Eisenlord definitely believes cyber bullying is a huge problem facing gay youth.
“That sort of hate reaches thousands of people,” he said during his sermon two weeks ago. “All of a sudden, your private life and struggle becomes known to thousands of people on the Internet. It can be so pervasive. Something about the Internet is more intimate, which is hard to explain to adults who didn’t grow up with it. The shame and embarrassment becomes more than these kids can handle, especially since they’re still developing their identities.”
As for the church, Williams agreed with Eisenlord in that hostility toward gays and lesbians doesn’t come from one group of people.

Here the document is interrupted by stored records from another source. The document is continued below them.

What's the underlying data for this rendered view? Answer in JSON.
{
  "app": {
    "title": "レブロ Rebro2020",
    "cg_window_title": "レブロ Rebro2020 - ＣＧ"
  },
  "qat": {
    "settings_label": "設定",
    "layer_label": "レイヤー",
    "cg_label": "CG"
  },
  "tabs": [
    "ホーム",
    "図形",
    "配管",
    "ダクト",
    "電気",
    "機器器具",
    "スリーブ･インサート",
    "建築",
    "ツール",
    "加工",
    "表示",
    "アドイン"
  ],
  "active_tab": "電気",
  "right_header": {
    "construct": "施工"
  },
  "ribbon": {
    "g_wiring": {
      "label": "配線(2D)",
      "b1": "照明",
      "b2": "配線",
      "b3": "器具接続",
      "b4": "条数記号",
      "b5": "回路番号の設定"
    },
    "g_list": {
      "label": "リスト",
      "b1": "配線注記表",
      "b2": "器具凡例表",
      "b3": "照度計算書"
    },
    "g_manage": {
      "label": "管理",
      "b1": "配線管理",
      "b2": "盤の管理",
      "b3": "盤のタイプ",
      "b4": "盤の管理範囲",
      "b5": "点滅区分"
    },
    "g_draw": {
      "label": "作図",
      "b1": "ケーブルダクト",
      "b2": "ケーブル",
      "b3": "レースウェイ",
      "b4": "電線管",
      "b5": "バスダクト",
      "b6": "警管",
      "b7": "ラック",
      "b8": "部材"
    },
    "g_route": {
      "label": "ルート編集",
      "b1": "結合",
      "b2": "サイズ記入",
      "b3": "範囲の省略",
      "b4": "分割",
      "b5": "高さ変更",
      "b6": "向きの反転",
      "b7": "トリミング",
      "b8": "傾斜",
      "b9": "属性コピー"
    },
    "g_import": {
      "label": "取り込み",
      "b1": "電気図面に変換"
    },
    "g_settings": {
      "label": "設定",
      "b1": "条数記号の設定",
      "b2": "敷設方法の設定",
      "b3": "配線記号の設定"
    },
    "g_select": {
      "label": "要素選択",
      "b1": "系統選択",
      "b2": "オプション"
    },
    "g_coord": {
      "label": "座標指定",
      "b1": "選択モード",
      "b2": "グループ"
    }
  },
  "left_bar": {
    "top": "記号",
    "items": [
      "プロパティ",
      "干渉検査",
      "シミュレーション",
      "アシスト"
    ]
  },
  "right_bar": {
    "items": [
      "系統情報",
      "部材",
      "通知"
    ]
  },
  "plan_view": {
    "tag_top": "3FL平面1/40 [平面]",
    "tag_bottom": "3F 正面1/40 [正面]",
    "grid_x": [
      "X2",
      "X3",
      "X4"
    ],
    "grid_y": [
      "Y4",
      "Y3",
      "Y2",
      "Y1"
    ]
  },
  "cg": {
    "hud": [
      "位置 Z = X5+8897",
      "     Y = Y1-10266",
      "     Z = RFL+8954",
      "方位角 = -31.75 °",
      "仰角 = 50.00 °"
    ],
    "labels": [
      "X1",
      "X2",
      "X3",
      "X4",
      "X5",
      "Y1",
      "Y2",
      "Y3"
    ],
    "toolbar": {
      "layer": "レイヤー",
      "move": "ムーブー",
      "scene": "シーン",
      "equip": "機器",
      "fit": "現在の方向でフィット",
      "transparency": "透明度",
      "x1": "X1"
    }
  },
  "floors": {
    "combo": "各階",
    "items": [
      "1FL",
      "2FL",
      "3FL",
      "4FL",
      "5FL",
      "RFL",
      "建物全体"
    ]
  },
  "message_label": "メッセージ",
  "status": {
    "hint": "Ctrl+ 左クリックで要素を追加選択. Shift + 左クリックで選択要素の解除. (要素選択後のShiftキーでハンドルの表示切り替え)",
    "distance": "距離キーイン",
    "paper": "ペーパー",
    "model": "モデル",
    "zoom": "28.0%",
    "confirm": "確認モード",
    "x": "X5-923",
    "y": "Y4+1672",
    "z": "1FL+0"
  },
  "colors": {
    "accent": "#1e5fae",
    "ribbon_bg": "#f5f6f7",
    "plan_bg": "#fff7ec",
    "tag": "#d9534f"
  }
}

“Religious people have a blurred view on what homosexuality really is,” Williams said. “But I don’t think hatred is coming mainly from religious groups. It comes from factions of every group of people. It’s across the board.”
Eisenlord said he understands what these kids are going through, but suicide is not the answer. The answer, he believes, is threefold: One, parents and family need to let their kids know that they’re loved and accepted for who they are. When many gay youths come out, they experience anger and other negative emotions from their parents. There’s a lack of support and the last thing a youth wants to hear is that their parents don’t love them. Two, school district administrators and teachers need to be aware of bullying and harassment and institute a zero-tolerance policy at their schools. And finally, the church.
“Those are the three major sources of support, and right now they need serious work,” he said. “Those three institutions need to get together and let these kids know that they are not alone on this journey.”
Good Shepherd Church holds services at 4 p.m. every Sunday at Neighborhood Church, Room 21, located at 301 N. Orange Grove Blvd., Pasadena. Visit goodshepherdpasadena.com for more information.